Data section =
------------
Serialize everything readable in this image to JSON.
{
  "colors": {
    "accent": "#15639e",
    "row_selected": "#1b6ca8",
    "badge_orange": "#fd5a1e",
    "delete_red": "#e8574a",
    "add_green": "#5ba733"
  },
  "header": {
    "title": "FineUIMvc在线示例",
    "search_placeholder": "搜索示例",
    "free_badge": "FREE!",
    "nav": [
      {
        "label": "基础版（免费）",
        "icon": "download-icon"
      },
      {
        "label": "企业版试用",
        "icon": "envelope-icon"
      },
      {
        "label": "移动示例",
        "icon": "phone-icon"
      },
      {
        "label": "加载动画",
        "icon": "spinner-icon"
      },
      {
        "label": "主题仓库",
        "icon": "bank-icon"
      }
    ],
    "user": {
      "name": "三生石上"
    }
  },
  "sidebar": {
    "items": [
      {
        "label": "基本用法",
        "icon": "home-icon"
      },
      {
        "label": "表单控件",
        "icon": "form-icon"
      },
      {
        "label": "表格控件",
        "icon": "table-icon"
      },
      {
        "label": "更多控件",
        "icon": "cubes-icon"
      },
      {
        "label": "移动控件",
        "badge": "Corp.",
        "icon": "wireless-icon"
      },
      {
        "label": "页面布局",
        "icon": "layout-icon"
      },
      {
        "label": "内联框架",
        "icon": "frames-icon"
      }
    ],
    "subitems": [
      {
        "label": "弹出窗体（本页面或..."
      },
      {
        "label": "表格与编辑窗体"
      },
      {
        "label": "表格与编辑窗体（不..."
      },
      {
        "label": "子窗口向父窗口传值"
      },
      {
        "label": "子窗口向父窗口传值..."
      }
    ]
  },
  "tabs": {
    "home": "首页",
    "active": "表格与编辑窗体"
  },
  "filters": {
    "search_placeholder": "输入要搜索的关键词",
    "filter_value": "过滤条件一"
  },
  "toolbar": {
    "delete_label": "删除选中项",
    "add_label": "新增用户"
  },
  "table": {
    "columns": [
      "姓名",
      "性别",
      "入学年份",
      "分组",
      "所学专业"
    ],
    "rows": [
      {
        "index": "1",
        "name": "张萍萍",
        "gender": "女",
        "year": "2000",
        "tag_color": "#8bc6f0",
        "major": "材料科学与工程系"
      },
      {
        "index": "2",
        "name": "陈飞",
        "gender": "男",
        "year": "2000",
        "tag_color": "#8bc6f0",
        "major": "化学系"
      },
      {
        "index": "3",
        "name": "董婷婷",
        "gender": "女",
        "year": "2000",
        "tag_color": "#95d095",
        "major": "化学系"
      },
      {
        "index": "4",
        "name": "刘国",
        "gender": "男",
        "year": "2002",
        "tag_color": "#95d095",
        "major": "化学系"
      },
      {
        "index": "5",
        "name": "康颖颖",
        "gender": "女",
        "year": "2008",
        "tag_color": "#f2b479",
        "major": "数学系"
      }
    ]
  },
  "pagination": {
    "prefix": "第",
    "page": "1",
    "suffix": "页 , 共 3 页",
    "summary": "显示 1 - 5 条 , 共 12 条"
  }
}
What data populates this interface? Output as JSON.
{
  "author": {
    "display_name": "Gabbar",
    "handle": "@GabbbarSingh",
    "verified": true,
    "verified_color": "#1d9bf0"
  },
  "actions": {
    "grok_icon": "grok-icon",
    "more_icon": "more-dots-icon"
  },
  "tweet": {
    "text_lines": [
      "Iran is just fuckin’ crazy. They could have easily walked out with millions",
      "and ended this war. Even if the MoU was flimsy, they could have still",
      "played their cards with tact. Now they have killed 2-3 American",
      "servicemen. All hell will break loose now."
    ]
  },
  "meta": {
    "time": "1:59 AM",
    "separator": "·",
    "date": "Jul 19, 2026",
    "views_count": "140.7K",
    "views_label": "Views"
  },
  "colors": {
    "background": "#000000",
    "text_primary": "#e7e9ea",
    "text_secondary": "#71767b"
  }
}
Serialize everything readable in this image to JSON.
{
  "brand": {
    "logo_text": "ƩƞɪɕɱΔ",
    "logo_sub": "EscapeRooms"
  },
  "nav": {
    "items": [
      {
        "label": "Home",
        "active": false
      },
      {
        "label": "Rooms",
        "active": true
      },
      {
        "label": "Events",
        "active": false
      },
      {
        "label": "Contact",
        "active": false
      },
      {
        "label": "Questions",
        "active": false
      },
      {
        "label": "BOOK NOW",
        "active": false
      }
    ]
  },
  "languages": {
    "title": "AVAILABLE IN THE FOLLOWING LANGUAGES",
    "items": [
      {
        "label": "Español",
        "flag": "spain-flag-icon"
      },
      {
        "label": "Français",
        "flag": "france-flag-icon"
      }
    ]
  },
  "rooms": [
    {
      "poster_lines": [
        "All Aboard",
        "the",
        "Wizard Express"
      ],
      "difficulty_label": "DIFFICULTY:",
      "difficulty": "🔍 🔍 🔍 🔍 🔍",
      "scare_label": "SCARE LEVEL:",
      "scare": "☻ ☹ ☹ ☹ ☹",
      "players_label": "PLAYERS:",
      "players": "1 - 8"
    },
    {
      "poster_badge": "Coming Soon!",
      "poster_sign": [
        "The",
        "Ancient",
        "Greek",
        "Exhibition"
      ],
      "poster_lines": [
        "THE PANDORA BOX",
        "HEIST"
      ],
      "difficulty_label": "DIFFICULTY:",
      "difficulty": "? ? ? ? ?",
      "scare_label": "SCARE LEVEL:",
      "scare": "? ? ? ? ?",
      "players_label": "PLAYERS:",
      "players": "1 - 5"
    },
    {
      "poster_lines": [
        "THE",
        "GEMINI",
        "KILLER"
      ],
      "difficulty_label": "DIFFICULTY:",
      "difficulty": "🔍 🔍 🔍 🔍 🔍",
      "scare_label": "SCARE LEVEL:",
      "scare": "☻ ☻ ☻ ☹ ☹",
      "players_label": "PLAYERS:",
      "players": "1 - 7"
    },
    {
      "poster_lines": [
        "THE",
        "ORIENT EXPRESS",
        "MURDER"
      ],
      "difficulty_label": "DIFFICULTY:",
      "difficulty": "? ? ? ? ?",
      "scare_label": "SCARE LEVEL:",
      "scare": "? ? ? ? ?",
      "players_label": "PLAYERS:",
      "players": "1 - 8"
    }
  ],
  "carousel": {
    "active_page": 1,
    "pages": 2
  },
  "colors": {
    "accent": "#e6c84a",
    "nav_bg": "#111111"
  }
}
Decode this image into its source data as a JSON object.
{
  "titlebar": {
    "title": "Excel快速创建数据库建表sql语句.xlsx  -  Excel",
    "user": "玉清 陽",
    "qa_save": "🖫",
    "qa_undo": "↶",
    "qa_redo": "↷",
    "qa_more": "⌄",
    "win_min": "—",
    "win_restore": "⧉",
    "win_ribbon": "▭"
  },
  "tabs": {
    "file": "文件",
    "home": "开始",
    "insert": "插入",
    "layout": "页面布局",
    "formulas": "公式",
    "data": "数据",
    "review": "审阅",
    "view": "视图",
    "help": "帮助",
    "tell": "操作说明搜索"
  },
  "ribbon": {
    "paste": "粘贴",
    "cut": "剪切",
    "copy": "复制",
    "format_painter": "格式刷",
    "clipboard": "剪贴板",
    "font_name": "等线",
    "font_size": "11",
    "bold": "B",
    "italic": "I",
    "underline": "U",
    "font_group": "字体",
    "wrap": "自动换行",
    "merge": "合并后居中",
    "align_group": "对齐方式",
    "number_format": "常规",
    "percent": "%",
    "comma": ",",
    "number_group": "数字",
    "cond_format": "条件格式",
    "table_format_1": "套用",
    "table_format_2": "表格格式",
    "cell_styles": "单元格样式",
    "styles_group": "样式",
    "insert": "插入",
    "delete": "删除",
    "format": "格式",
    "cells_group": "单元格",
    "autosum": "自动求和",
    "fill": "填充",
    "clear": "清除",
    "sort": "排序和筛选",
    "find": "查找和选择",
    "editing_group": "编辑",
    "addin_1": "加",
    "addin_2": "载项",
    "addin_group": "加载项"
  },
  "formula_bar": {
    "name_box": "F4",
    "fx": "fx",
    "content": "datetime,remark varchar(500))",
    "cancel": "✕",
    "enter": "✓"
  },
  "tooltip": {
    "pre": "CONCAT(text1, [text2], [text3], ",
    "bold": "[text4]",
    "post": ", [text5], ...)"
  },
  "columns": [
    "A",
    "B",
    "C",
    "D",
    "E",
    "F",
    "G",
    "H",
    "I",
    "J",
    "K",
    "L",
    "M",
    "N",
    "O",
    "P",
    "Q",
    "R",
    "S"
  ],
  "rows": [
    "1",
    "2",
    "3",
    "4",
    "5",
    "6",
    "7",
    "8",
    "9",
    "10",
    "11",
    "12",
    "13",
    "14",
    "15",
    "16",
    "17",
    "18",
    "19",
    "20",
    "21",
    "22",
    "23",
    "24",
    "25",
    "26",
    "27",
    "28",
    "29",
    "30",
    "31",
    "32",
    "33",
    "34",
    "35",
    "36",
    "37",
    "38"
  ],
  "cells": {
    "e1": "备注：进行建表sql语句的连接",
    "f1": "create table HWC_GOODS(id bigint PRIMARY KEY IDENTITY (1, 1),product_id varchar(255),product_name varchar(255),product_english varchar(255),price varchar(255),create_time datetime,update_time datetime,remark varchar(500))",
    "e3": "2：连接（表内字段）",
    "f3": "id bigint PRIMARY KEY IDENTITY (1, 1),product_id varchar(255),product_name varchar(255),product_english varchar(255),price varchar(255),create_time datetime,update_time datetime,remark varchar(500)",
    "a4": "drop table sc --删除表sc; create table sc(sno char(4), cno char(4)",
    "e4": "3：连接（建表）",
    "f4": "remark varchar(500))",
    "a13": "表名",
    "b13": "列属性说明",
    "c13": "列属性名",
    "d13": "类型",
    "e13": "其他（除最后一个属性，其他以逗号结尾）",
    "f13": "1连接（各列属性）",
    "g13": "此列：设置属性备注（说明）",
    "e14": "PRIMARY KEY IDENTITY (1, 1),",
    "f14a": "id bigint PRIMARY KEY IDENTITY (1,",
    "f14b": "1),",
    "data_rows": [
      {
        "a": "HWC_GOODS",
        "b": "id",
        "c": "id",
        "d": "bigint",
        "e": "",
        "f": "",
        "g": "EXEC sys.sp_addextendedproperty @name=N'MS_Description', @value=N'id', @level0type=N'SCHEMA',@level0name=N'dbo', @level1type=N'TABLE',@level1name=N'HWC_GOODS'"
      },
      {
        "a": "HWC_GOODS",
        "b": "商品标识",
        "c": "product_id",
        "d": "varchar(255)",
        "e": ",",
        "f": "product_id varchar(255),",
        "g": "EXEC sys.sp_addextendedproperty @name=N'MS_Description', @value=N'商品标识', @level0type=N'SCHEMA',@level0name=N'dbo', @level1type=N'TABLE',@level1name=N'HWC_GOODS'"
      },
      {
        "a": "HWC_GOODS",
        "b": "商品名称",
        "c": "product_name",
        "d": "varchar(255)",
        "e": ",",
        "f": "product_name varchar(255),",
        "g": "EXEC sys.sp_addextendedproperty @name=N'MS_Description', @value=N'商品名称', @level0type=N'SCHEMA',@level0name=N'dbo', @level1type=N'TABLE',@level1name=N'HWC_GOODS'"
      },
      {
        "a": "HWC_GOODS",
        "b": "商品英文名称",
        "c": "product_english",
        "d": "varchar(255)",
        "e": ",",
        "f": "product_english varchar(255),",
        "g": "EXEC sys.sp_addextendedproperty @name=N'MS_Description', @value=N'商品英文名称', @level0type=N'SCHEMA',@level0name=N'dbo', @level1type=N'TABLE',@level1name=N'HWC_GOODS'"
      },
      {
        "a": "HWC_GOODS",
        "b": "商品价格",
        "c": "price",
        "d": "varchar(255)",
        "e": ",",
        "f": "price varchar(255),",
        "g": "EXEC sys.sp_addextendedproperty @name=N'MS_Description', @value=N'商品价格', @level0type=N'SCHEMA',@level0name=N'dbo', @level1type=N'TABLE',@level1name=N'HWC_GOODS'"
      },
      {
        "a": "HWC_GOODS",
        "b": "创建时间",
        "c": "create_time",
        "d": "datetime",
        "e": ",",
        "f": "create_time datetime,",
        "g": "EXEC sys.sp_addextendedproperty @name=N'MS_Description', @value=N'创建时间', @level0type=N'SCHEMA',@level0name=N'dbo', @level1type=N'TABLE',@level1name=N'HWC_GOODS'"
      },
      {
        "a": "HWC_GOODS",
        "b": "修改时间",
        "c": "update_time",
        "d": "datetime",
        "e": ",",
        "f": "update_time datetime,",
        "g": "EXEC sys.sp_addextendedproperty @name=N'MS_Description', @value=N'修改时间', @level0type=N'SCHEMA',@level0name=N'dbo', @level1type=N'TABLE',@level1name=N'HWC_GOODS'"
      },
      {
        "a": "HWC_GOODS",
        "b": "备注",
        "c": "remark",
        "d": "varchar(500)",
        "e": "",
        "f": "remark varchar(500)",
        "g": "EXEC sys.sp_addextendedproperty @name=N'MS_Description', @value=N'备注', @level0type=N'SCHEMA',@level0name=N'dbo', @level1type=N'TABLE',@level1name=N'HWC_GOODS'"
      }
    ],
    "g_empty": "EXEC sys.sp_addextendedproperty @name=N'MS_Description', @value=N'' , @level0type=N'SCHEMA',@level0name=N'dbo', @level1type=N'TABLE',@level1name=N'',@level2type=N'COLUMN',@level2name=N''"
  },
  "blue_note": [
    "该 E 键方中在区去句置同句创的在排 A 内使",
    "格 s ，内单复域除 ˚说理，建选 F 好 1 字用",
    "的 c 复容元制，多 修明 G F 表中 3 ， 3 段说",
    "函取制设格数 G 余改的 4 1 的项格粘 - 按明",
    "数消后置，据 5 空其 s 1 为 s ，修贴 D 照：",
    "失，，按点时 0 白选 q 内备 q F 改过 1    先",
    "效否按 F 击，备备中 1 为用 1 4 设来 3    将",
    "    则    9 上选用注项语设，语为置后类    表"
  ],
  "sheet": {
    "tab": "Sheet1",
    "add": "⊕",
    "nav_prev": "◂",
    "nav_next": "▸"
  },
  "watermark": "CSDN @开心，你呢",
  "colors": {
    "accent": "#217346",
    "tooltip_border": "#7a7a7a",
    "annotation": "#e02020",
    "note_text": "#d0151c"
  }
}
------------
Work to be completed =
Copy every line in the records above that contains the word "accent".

Written reply =
    "accent": "#15639e",
    "accent": "#e6c84a",
    "accent": "#217346",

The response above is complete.